━━━ Source records ━━━

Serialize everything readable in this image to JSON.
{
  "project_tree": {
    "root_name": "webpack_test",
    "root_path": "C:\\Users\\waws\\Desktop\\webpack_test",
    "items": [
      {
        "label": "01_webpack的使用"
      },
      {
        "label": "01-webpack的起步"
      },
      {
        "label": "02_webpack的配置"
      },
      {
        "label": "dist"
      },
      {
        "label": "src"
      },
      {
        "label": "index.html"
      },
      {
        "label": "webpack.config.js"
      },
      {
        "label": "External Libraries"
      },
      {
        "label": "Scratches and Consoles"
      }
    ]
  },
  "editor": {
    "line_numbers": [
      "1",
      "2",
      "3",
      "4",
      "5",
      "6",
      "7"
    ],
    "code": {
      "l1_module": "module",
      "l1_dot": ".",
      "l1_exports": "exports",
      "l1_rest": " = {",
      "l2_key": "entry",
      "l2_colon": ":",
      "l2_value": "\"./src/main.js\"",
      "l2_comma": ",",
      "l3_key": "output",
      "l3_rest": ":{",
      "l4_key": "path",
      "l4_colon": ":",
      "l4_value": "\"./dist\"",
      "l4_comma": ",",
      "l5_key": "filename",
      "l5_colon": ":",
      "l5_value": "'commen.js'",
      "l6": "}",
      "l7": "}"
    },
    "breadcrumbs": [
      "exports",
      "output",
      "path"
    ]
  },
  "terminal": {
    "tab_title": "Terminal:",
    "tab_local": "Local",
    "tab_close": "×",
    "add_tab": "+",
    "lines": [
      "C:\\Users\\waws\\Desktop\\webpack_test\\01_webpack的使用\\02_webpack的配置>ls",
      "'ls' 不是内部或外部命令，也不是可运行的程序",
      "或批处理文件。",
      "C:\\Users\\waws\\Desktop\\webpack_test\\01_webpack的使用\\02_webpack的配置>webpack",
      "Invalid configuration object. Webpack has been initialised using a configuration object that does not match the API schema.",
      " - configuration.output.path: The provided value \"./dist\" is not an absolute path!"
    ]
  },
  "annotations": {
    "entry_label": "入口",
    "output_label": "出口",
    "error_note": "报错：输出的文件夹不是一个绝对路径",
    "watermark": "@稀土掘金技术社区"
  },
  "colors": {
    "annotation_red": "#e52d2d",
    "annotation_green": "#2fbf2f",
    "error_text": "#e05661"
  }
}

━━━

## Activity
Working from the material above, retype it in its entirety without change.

## Solution to this exercise
Serialize everything readable in this image to JSON.
{
  "project_tree": {
    "root_name": "webpack_test",
    "root_path": "C:\\Users\\waws\\Desktop\\webpack_test",
    "items": [
      {
        "label": "01_webpack的使用"
      },
      {
        "label": "01-webpack的起步"
      },
      {
        "label": "02_webpack的配置"
      },
      {
        "label": "dist"
      },
      {
        "label": "src"
      },
      {
        "label": "index.html"
      },
      {
        "label": "webpack.config.js"
      },
      {
        "label": "External Libraries"
      },
      {
        "label": "Scratches and Consoles"
      }
    ]
  },
  "editor": {
    "line_numbers": [
      "1",
      "2",
      "3",
      "4",
      "5",
      "6",
      "7"
    ],
    "code": {
      "l1_module": "module",
      "l1_dot": ".",
      "l1_exports": "exports",
      "l1_rest": " = {",
      "l2_key": "entry",
      "l2_colon": ":",
      "l2_value": "\"./src/main.js\"",
      "l2_comma": ",",
      "l3_key": "output",
      "l3_rest": ":{",
      "l4_key": "path",
      "l4_colon": ":",
      "l4_value": "\"./dist\"",
      "l4_comma": ",",
      "l5_key": "filename",
      "l5_colon": ":",
      "l5_value": "'commen.js'",
      "l6": "}",
      "l7": "}"
    },
    "breadcrumbs": [
      "exports",
      "output",
      "path"
    ]
  },
  "terminal": {
    "tab_title": "Terminal:",
    "tab_local": "Local",
    "tab_close": "×",
    "add_tab": "+",
    "lines": [
      "C:\\Users\\waws\\Desktop\\webpack_test\\01_webpack的使用\\02_webpack的配置>ls",
      "'ls' 不是内部或外部命令，也不是可运行的程序",
      "或批处理文件。",
      "C:\\Users\\waws\\Desktop\\webpack_test\\01_webpack的使用\\02_webpack的配置>webpack",
      "Invalid configuration object. Webpack has been initialised using a configuration object that does not match the API schema.",
      " - configuration.output.path: The provided value \"./dist\" is not an absolute path!"
    ]
  },
  "annotations": {
    "entry_label": "入口",
    "output_label": "出口",
    "error_note": "报错：输出的文件夹不是一个绝对路径",
    "watermark": "@稀土掘金技术社区"
  },
  "colors": {
    "annotation_red": "#e52d2d",
    "annotation_green": "#2fbf2f",
    "error_text": "#e05661"
  }
}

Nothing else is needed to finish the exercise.